In the end, the Hop Henge weighs in a little stronger and with a little more reach than the Stone, but this match might just be unevenly weighted. Who knows though, another person might decide that the Stone had more than enough to stand up to the big Hop Henge.
When a former co-beer blogger wrote that Deschutes Brewing Company’s Abyss was like drinking a stack of pancakes, I immediately wanted to go have one for breakfast. Ever since I heard that, I’ve been intrigued by the idea of a breakfast beer review. They say your palate can change throughout the day, so I figure morning tasting could be just the ticket to learning even more about what tastes are going on in the beer.
And this has led me to starting a new feature post each Saturday called Breakfast Beer. Each week I’ll select a breakfast beer that I’ve tried on some other weekend and write it up from that perspective.
I realize Saturday has nearly ended here, but I wanted to write a brief note about a fantastic Saturday Breakfast Beer, which also happens to be from Deschutes Brewing Company. It’s the Jubelale 2010. Where Abyss is a huge beer with deep structure and great balance, Jubelale 2010 is slightly different. It’s good though, really good.
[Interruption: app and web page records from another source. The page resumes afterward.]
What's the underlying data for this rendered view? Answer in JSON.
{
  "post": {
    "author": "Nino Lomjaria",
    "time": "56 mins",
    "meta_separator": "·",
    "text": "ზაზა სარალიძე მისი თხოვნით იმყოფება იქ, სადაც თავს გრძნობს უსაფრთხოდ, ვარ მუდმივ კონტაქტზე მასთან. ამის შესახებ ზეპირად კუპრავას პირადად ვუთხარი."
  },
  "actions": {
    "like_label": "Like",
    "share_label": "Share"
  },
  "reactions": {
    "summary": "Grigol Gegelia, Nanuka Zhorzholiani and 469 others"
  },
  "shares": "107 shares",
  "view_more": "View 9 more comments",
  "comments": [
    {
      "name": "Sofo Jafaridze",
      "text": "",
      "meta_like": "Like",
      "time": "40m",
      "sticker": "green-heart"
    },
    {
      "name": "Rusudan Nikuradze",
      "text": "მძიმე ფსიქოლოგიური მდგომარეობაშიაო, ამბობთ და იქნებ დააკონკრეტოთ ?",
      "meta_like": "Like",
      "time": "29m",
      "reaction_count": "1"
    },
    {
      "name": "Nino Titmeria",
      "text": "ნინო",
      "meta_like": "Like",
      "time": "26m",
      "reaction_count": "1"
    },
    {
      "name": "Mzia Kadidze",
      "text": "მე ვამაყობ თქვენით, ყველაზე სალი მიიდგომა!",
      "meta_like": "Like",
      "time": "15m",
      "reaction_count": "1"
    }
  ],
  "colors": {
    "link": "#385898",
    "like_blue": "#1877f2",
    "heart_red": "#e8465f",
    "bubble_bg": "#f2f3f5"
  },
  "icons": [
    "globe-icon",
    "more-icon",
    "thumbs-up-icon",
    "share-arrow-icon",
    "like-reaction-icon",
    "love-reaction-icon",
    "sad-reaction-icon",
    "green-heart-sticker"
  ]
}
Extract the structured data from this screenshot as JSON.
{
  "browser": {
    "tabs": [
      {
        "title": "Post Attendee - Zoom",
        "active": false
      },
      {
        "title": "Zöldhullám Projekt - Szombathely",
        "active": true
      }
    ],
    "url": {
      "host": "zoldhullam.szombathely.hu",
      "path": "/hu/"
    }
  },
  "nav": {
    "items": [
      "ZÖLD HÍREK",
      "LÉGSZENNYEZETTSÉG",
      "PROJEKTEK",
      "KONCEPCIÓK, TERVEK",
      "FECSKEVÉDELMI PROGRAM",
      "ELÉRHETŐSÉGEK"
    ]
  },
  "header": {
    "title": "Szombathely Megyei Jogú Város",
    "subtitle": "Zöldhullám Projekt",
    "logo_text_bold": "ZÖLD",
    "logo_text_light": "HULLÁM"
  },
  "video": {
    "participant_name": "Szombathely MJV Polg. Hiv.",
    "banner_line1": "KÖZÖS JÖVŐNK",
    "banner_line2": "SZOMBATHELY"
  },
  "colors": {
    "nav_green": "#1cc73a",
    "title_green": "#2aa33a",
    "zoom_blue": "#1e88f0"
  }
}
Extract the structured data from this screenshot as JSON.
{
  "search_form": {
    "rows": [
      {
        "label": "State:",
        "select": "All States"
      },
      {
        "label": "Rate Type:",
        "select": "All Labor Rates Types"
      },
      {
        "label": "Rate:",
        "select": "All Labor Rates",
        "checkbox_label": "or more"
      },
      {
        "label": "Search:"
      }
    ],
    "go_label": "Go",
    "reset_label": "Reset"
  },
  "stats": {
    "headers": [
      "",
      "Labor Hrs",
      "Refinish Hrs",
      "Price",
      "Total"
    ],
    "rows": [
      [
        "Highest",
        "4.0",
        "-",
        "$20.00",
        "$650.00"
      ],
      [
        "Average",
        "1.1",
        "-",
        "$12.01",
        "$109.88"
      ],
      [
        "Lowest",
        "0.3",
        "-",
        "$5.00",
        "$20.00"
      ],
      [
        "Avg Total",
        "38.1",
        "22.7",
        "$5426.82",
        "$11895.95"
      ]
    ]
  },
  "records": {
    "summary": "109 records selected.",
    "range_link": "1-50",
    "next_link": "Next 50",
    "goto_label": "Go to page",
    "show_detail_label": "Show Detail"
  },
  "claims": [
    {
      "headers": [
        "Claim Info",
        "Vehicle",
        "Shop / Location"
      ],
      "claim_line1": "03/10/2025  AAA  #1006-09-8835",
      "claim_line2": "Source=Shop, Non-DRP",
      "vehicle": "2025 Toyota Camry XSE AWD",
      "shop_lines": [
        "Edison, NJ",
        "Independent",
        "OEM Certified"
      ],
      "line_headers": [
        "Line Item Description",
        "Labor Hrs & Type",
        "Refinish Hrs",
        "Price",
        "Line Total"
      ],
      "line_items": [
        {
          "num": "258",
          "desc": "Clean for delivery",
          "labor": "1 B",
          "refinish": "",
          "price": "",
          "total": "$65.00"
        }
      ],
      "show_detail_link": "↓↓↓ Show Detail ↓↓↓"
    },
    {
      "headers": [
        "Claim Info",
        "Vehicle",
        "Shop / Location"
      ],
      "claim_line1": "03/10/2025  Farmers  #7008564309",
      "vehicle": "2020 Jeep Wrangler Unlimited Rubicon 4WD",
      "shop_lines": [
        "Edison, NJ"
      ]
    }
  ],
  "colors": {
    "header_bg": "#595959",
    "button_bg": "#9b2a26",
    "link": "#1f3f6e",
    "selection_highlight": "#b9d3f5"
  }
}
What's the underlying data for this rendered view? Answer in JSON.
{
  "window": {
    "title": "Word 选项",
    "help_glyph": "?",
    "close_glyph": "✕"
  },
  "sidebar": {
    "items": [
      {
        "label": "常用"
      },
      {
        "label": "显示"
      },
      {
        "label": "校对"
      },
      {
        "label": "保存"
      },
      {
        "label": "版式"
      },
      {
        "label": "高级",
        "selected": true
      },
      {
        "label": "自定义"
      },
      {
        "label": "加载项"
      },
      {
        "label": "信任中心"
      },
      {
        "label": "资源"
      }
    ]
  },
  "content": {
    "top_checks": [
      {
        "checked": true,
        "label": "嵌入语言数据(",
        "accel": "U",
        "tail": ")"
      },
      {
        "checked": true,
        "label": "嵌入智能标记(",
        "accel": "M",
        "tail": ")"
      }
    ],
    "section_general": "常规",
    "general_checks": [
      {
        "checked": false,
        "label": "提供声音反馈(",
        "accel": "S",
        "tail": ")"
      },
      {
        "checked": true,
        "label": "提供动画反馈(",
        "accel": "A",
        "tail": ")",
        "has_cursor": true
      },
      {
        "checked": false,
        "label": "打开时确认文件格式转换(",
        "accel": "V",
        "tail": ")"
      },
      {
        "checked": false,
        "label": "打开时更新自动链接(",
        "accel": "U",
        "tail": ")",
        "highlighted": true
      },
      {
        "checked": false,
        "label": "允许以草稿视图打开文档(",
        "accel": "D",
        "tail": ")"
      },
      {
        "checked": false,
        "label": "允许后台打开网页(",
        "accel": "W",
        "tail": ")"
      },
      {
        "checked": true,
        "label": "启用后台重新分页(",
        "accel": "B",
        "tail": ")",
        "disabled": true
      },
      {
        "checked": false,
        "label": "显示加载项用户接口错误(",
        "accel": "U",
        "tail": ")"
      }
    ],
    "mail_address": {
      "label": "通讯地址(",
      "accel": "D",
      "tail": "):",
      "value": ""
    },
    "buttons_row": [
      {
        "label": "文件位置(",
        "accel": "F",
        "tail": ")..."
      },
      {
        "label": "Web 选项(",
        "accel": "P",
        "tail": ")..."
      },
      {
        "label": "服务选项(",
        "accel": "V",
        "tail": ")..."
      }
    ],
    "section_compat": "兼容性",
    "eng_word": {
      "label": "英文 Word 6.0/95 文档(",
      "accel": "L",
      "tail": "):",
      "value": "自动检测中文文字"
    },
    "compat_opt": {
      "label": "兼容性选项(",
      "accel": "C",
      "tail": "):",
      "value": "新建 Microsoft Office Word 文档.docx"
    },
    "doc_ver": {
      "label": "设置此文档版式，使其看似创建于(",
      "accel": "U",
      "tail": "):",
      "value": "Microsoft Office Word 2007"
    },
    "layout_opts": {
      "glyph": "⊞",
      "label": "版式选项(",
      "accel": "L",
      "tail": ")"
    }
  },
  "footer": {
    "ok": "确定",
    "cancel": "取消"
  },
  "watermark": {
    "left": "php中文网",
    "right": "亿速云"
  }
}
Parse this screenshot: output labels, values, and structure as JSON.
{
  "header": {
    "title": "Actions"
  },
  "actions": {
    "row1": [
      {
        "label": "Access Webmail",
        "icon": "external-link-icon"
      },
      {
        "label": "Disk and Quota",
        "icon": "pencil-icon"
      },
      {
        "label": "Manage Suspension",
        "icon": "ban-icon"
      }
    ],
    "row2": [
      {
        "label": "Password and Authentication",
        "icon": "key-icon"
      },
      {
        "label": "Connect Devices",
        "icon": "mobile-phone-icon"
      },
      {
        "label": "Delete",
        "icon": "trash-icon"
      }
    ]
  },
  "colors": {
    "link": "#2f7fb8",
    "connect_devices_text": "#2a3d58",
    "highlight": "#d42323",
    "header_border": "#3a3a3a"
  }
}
The smell coming off the tan foam right after it’s poured is slightly masked. It was almost as if this beer needed to open up a bit like a bottle of wine does. But the first taste on the palate was rich with dark molasses and black licorice. It had a sweet dank to it that was very interesting. After about 20 minutes, the nose on this beer came alive with the complex hop characteristics, most notably a perfect bitterness that seemed to really bring out a dark chocolate kind of scent on the nose.
This beer bears very little resemblance to Deschute’s yearly winter ale, but then again, it doesn’t have to. It says a once-a-decade beer right on the label.
We poured this beer on a Saturday morning after putting in an hour’s worth of work pulling up tac strip at a buddy’s remodel project. With the sun shining down and temps hovering around 60, it was a perfect setting for a beer than can instantly change your perspective about what a beer should be.
Here’s another review of this beer from the Seattle PI that I thought was entertaining.
Jubelale 2010 is available at Worden’s Market.
Deschutes Brewing Company is under the gun as State Farm Insurance has filed suit on behalf of a brewery employee who reportedly drank too much “free” beer and ended up hitting another car with his vehicle, which injured four people.
The part of this Statesman Journal article about the lawsuit that gets me is the fact that the brewery says employees are allowed to have one free beer after work, but that State Farm is suing because no one monitored how much beer the employee had. In essence, the employee was stealing beer, and to this beer blogger, it would seem he’s entirely at fault for the damages.
Just a thought,